EXERCISE:
Count the lines below that contain the word "JSON", and report only that number.

=== Section Start ===

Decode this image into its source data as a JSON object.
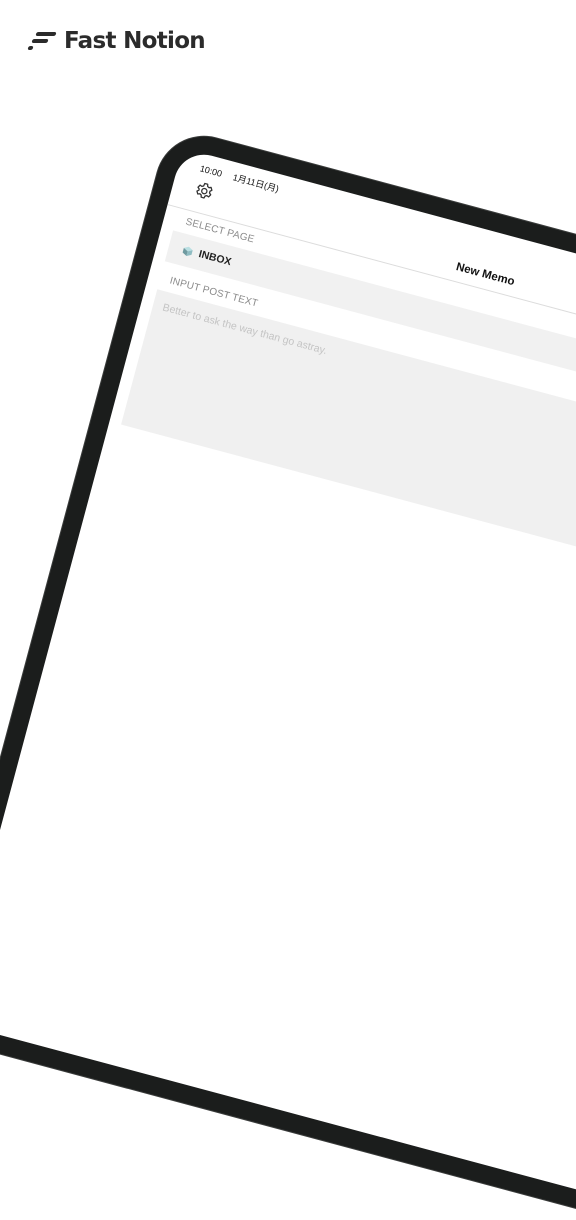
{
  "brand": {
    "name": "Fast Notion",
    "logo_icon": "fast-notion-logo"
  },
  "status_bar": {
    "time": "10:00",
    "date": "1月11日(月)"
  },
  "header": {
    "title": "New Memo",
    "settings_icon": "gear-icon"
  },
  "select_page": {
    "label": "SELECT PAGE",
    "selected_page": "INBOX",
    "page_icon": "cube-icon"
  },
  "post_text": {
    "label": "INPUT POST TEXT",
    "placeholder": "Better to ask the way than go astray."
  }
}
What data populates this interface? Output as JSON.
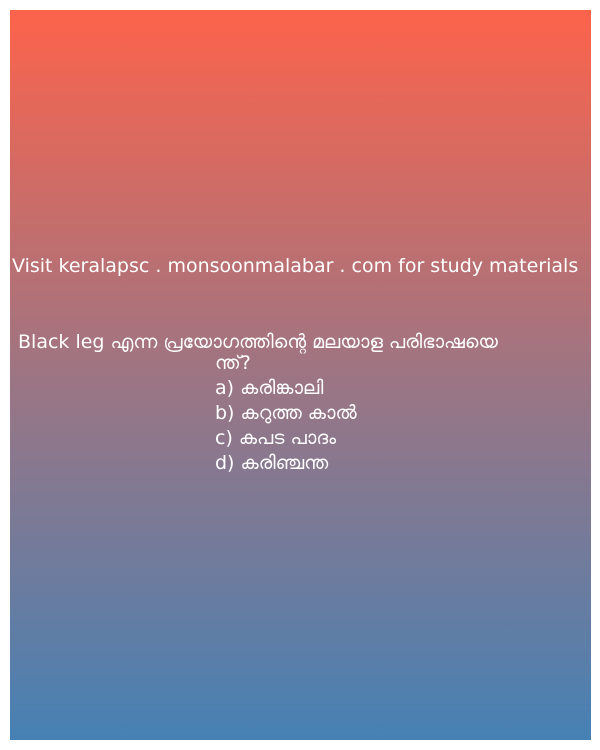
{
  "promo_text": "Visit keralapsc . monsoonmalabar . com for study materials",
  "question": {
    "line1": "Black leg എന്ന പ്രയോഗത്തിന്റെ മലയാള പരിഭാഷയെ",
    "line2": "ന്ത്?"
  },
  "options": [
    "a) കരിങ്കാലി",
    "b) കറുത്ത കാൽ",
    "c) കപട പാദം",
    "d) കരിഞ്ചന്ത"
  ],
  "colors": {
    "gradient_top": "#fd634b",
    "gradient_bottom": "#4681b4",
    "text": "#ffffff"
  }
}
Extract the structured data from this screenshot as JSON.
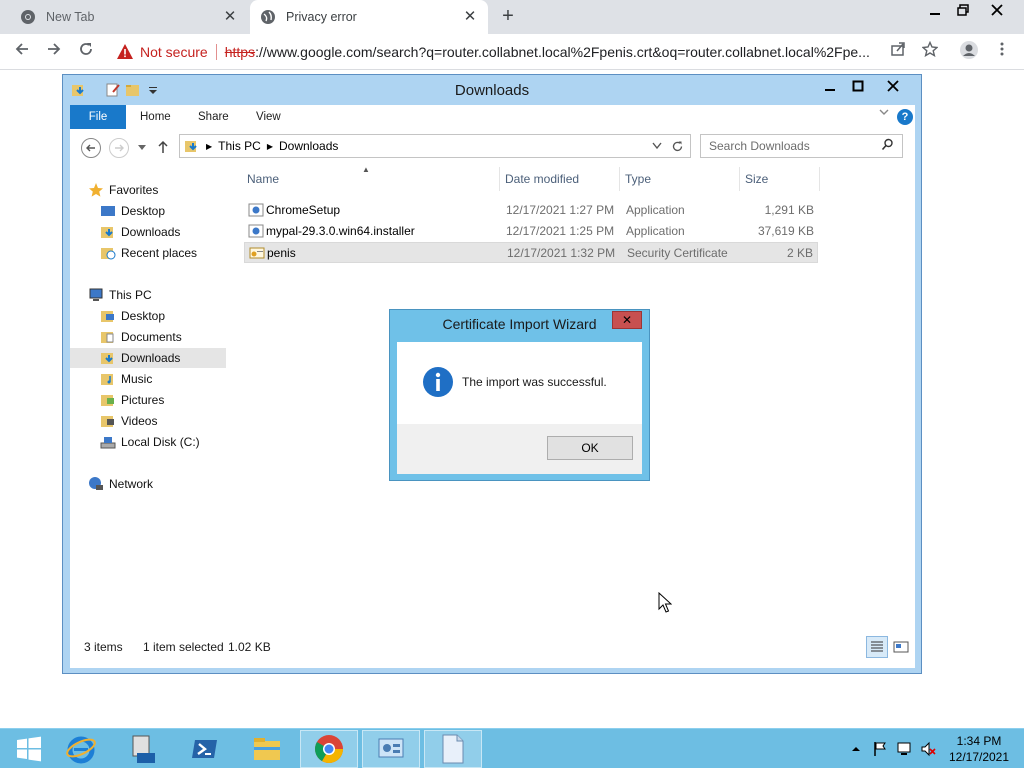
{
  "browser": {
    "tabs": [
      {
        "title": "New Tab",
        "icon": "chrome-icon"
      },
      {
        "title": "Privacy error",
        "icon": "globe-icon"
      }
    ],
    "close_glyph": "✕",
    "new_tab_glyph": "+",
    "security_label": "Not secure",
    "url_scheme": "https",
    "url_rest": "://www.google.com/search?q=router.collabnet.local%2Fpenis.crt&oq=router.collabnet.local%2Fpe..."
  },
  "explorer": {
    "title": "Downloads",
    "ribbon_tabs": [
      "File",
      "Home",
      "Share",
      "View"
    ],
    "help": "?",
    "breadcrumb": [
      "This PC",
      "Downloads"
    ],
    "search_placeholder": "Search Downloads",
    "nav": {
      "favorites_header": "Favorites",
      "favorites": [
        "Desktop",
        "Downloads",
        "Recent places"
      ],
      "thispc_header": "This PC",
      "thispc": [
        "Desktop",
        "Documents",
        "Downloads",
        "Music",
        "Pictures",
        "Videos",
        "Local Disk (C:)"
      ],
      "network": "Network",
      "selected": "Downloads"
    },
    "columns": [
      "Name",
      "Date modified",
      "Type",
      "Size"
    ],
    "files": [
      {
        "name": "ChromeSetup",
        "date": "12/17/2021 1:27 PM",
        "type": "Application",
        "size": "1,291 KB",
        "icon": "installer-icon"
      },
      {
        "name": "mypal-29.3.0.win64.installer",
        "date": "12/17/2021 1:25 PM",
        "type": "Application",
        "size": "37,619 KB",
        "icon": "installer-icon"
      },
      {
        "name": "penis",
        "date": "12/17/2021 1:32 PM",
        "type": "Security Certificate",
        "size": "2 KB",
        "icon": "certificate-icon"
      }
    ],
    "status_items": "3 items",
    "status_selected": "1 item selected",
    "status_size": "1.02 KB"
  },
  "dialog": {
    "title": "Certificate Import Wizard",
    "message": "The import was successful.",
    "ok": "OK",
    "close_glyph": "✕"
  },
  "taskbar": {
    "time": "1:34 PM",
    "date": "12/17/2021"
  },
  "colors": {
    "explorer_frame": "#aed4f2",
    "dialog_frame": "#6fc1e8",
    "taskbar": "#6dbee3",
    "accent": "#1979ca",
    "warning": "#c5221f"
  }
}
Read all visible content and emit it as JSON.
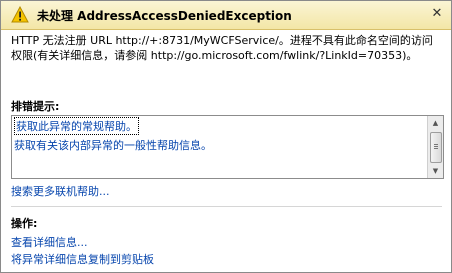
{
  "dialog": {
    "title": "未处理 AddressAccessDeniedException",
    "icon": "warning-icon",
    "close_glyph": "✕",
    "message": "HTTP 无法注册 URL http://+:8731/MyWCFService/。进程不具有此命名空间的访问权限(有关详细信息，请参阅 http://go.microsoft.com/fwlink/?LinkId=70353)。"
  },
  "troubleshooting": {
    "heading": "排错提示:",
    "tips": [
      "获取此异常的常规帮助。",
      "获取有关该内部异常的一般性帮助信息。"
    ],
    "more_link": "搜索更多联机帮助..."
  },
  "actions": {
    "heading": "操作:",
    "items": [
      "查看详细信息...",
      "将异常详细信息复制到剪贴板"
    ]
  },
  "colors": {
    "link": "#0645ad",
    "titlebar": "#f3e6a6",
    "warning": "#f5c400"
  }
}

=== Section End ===

SOLVED EXERCISE:
4